Many of us use Microsoft Word in our day-to-day work. If you create lengthy documents on the regular, you’ll need a Table of Contents (TOC) at some point. In this week’s Tech Tuesday post I’ll show you how quick and easy it can be in Word 2010-2013.
I get frequent questions about Tables of Contents (TOCs) because they tend to drive people crazy. You’ve painstakingly typed up a big report. You even organized it into sections and everything. So fancy! Now you want to create a TOC, and you think you have to do it by hand. Type section title, hold down period key, go look up page number, type page number, repeat. Blech. Guess what?! You don’t have to do it that way!
Note: This example assumes that your document has already been written and has a Heading at the beginning of each section. If you haven’t done that, read the post on Styles (coming soon) and then come back to this guide.
Now You Try
To generate a basic TOC, follow these steps.
1. Plop your cursor where you want your TOC to start. This spot is usually right after your title page.
2. Click the References tab on your ribbon (Figure 1).
3. Click the Table of Contents button to open the drop-down menu.
4. Select Automatic Table 1 or Automatic Table 2, whichever you prefer, from the drop-down menu (Figure 2).
Boom! Instant TOC (Figure 3).
The Best Part
My favorite thing about auto-generating a TOC is how easy it is to update. If you make corrections, edit headings, or add text, which then changes your page numbers, you can update your TOC in four steps.
1. Right-click anywhere in your TOC.
2. In the context menu, choose Update Field (Figure 4).

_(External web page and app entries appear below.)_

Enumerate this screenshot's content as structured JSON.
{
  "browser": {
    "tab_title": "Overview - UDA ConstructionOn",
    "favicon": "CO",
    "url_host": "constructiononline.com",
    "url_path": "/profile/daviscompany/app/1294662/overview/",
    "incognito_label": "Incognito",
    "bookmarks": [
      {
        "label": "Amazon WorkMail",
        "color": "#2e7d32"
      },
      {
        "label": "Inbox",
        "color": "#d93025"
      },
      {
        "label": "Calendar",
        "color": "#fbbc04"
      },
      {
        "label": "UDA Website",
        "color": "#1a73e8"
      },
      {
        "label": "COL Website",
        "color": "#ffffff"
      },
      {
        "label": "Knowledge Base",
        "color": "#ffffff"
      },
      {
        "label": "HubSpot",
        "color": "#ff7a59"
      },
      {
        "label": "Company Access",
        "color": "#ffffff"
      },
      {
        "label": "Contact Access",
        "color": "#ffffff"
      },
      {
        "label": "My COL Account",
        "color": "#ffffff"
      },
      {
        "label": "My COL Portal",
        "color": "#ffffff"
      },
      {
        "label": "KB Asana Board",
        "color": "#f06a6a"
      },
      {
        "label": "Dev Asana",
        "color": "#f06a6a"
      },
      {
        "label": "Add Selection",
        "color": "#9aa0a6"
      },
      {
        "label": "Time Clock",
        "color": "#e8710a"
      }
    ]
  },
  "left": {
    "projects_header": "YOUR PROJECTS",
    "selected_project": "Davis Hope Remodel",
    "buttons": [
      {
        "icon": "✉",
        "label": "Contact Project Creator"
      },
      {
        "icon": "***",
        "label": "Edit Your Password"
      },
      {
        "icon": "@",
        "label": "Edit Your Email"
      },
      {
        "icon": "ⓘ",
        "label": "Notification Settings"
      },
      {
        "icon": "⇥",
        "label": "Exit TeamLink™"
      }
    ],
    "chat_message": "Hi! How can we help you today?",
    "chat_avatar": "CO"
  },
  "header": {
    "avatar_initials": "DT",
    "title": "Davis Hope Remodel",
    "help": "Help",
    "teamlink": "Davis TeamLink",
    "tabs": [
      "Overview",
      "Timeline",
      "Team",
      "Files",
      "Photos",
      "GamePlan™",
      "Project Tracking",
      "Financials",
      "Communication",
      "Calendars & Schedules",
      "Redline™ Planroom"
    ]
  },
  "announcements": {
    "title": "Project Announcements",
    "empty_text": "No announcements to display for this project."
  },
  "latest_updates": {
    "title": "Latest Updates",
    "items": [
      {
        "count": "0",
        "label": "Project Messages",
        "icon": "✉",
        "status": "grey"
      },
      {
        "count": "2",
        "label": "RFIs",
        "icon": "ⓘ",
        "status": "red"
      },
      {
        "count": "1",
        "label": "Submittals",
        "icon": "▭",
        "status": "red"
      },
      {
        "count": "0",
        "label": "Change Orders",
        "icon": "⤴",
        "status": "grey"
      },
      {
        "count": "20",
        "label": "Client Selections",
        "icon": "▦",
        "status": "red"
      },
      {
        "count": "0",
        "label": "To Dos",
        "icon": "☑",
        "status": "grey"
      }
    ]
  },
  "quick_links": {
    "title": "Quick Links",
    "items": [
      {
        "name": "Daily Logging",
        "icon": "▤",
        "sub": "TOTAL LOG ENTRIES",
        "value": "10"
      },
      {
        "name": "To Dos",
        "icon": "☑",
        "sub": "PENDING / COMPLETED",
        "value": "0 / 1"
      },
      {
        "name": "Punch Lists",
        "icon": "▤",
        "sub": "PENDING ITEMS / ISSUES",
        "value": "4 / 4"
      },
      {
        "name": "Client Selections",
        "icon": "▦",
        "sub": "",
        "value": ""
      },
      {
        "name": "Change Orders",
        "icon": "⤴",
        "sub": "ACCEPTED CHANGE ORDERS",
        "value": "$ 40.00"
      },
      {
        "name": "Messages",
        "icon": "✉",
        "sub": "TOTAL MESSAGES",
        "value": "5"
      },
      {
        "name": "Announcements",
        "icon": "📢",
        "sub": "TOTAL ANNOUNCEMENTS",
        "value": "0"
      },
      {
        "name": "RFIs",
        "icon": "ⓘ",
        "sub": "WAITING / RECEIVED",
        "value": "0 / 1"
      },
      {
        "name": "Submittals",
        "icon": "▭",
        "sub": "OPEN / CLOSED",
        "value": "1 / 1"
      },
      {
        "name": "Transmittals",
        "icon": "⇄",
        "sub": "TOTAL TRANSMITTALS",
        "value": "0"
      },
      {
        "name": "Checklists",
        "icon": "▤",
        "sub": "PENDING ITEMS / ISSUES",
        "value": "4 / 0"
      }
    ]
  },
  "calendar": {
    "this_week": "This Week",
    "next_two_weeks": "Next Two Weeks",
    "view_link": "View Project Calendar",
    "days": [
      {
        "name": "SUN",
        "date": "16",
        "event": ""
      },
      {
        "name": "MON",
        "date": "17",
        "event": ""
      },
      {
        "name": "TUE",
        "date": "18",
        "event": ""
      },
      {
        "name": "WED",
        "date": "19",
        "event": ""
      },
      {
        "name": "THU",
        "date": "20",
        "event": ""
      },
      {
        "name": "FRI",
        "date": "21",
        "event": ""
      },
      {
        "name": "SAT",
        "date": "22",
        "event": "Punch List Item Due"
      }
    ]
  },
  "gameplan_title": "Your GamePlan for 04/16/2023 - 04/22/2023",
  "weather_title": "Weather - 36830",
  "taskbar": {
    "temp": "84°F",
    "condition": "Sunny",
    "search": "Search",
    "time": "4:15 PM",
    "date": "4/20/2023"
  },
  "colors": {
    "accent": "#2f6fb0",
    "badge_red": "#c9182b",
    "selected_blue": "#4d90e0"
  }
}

3. In the radial menu, choose Update page numbers only or Update entire table (Figure 5), depending on your preference. If you choose page numbers only, your headings will not change, but your page numbers will update. If you choose entire table, all headings will update in the TOC along with the page numbers.
4. Click OK.
That’s how you generate and update a basic Table of Contents in Microsoft Word 2010-2013. I hope this guide saves you time and joint pain in your document travels. In future Heather Techy Posts, we’ll look at how styles work and how to make a more advanced Table of Contents.